> **Your goal**: All records are to be retyped faithfully and completely.

> **Records from a dataset**:
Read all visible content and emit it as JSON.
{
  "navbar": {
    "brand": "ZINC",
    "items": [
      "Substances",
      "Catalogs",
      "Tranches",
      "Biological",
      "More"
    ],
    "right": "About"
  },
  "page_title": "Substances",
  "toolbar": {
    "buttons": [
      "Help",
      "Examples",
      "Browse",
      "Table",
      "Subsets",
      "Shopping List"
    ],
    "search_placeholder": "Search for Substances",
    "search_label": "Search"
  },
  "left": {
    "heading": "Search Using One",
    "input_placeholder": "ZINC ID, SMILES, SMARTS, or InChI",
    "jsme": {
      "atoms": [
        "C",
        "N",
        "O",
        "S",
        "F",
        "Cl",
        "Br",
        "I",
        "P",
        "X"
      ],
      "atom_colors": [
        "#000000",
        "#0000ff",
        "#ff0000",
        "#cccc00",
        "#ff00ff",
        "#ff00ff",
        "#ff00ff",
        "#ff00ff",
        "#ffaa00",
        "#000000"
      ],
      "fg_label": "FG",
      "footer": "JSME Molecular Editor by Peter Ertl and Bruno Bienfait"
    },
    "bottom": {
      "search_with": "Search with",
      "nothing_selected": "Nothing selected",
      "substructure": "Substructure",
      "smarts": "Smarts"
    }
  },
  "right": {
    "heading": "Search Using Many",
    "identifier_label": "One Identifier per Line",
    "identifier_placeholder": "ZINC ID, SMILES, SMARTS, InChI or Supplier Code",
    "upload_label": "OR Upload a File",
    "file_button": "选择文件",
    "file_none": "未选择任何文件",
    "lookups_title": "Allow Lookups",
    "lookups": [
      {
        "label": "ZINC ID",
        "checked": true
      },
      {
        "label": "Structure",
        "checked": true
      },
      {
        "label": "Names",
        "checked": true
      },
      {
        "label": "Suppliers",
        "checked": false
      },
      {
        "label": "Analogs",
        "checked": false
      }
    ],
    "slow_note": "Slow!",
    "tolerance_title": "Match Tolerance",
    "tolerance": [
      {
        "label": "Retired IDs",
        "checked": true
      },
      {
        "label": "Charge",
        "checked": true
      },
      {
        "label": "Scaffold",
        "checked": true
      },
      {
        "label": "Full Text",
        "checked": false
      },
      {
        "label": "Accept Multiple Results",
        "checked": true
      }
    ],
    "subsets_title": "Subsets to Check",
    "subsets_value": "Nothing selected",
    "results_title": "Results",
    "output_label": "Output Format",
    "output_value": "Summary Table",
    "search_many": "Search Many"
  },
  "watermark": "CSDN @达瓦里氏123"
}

> **Answer box**:
Read all visible content and emit it as JSON.
{
  "navbar": {
    "brand": "ZINC",
    "items": [
      "Substances",
      "Catalogs",
      "Tranches",
      "Biological",
      "More"
    ],
    "right": "About"
  },
  "page_title": "Substances",
  "toolbar": {
    "buttons": [
      "Help",
      "Examples",
      "Browse",
      "Table",
      "Subsets",
      "Shopping List"
    ],
    "search_placeholder": "Search for Substances",
    "search_label": "Search"
  },
  "left": {
    "heading": "Search Using One",
    "input_placeholder": "ZINC ID, SMILES, SMARTS, or InChI",
    "jsme": {
      "atoms": [
        "C",
        "N",
        "O",
        "S",
        "F",
        "Cl",
        "Br",
        "I",
        "P",
        "X"
      ],
      "atom_colors": [
        "#000000",
        "#0000ff",
        "#ff0000",
        "#cccc00",
        "#ff00ff",
        "#ff00ff",
        "#ff00ff",
        "#ff00ff",
        "#ffaa00",
        "#000000"
      ],
      "fg_label": "FG",
      "footer": "JSME Molecular Editor by Peter Ertl and Bruno Bienfait"
    },
    "bottom": {
      "search_with": "Search with",
      "nothing_selected": "Nothing selected",
      "substructure": "Substructure",
      "smarts": "Smarts"
    }
  },
  "right": {
    "heading": "Search Using Many",
    "identifier_label": "One Identifier per Line",
    "identifier_placeholder": "ZINC ID, SMILES, SMARTS, InChI or Supplier Code",
    "upload_label": "OR Upload a File",
    "file_button": "选择文件",
    "file_none": "未选择任何文件",
    "lookups_title": "Allow Lookups",
    "lookups": [
      {
        "label": "ZINC ID",
        "checked": true
      },
      {
        "label": "Structure",
        "checked": true
      },
      {
        "label": "Names",
        "checked": true
      },
      {
        "label": "Suppliers",
        "checked": false
      },
      {
        "label": "Analogs",
        "checked": false
      }
    ],
    "slow_note": "Slow!",
    "tolerance_title": "Match Tolerance",
    "tolerance": [
      {
        "label": "Retired IDs",
        "checked": true
      },
      {
        "label": "Charge",
        "checked": true
      },
      {
        "label": "Scaffold",
        "checked": true
      },
      {
        "label": "Full Text",
        "checked": false
      },
      {
        "label": "Accept Multiple Results",
        "checked": true
      }
    ],
    "subsets_title": "Subsets to Check",
    "subsets_value": "Nothing selected",
    "results_title": "Results",
    "output_label": "Output Format",
    "output_value": "Summary Table",
    "search_many": "Search Many"
  },
  "watermark": "CSDN @达瓦里氏123"
}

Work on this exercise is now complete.